• Task instructions:
I'd ask you to write out the lines below exactly, with no images.

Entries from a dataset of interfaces
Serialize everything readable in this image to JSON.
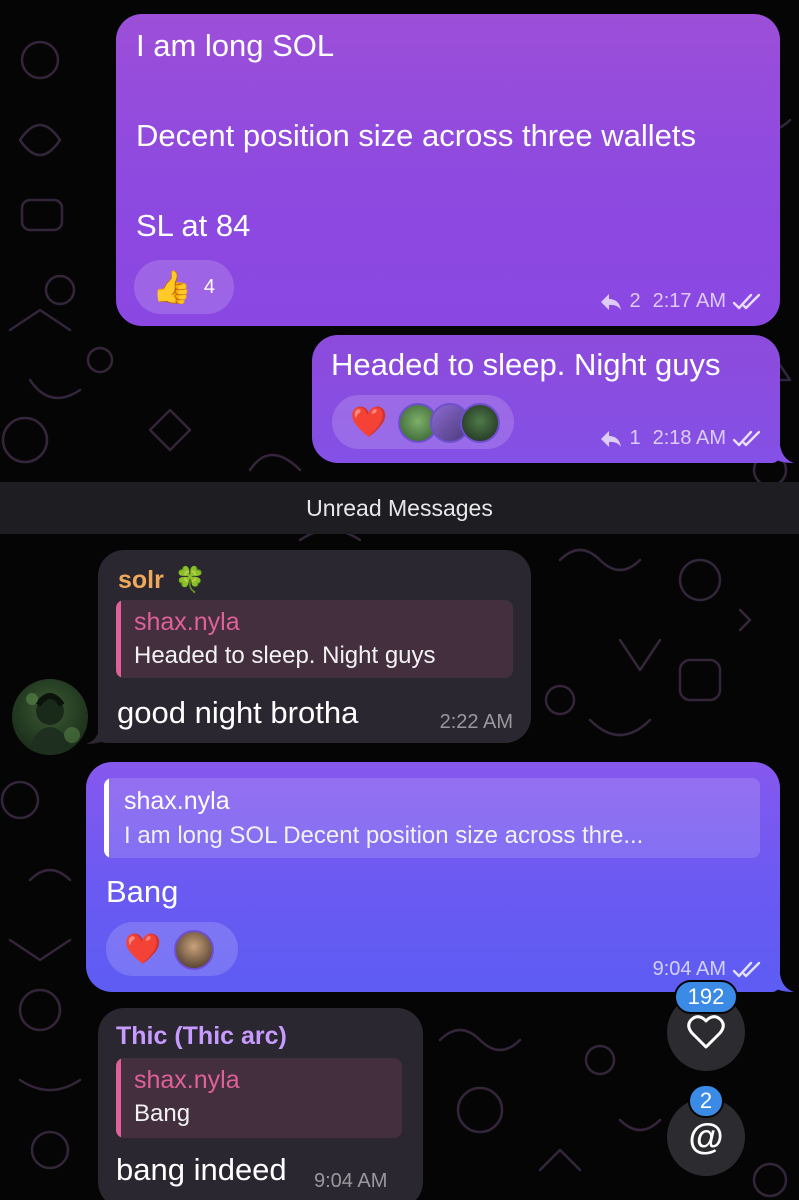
{
  "messages": [
    {
      "id": "msg1",
      "direction": "outgoing",
      "lines": [
        "I am long SOL",
        "Decent position size across three wallets",
        "SL at 84"
      ],
      "reaction": {
        "emoji": "👍",
        "count": "4"
      },
      "replies": "2",
      "time": "2:17 AM",
      "status": "read"
    },
    {
      "id": "msg2",
      "direction": "outgoing",
      "text": "Headed to sleep. Night guys",
      "reaction": {
        "emoji": "❤️"
      },
      "replies": "1",
      "time": "2:18 AM",
      "status": "read"
    },
    {
      "id": "msg3",
      "direction": "incoming",
      "sender": "solr",
      "sender_emoji": "🍀",
      "reply_to": {
        "author": "shax.nyla",
        "text": "Headed to sleep. Night guys"
      },
      "text": "good night brotha",
      "time": "2:22 AM"
    },
    {
      "id": "msg4",
      "direction": "outgoing",
      "reply_to": {
        "author": "shax.nyla",
        "text": "I am long SOL Decent position size across thre..."
      },
      "text": "Bang",
      "reaction": {
        "emoji": "❤️"
      },
      "time": "9:04 AM",
      "status": "read"
    },
    {
      "id": "msg5",
      "direction": "incoming",
      "sender": "Thic (Thic arc)",
      "reply_to": {
        "author": "shax.nyla",
        "text": "Bang"
      },
      "text": "bang indeed",
      "time": "9:04 AM"
    }
  ],
  "unread_label": "Unread Messages",
  "fabs": {
    "reactions_count": "192",
    "reactions_icon": "heart-outline-icon",
    "mentions_count": "2",
    "mentions_icon": "at-sign-icon"
  },
  "colors": {
    "outgoing_top": "#9c4fd8",
    "outgoing_bottom": "#5d5cf3",
    "incoming_bg": "#2a2730",
    "solr_name": "#f0a95a",
    "thic_name": "#c79bff",
    "reply_author": "#e0609a",
    "badge": "#3b8ae6"
  }
}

• Response:
Serialize everything readable in this image to JSON.
{
  "messages": [
    {
      "id": "msg1",
      "direction": "outgoing",
      "lines": [
        "I am long SOL",
        "Decent position size across three wallets",
        "SL at 84"
      ],
      "reaction": {
        "emoji": "👍",
        "count": "4"
      },
      "replies": "2",
      "time": "2:17 AM",
      "status": "read"
    },
    {
      "id": "msg2",
      "direction": "outgoing",
      "text": "Headed to sleep. Night guys",
      "reaction": {
        "emoji": "❤️"
      },
      "replies": "1",
      "time": "2:18 AM",
      "status": "read"
    },
    {
      "id": "msg3",
      "direction": "incoming",
      "sender": "solr",
      "sender_emoji": "🍀",
      "reply_to": {
        "author": "shax.nyla",
        "text": "Headed to sleep. Night guys"
      },
      "text": "good night brotha",
      "time": "2:22 AM"
    },
    {
      "id": "msg4",
      "direction": "outgoing",
      "reply_to": {
        "author": "shax.nyla",
        "text": "I am long SOL Decent position size across thre..."
      },
      "text": "Bang",
      "reaction": {
        "emoji": "❤️"
      },
      "time": "9:04 AM",
      "status": "read"
    },
    {
      "id": "msg5",
      "direction": "incoming",
      "sender": "Thic (Thic arc)",
      "reply_to": {
        "author": "shax.nyla",
        "text": "Bang"
      },
      "text": "bang indeed",
      "time": "9:04 AM"
    }
  ],
  "unread_label": "Unread Messages",
  "fabs": {
    "reactions_count": "192",
    "reactions_icon": "heart-outline-icon",
    "mentions_count": "2",
    "mentions_icon": "at-sign-icon"
  },
  "colors": {
    "outgoing_top": "#9c4fd8",
    "outgoing_bottom": "#5d5cf3",
    "incoming_bg": "#2a2730",
    "solr_name": "#f0a95a",
    "thic_name": "#c79bff",
    "reply_author": "#e0609a",
    "badge": "#3b8ae6"
  }
}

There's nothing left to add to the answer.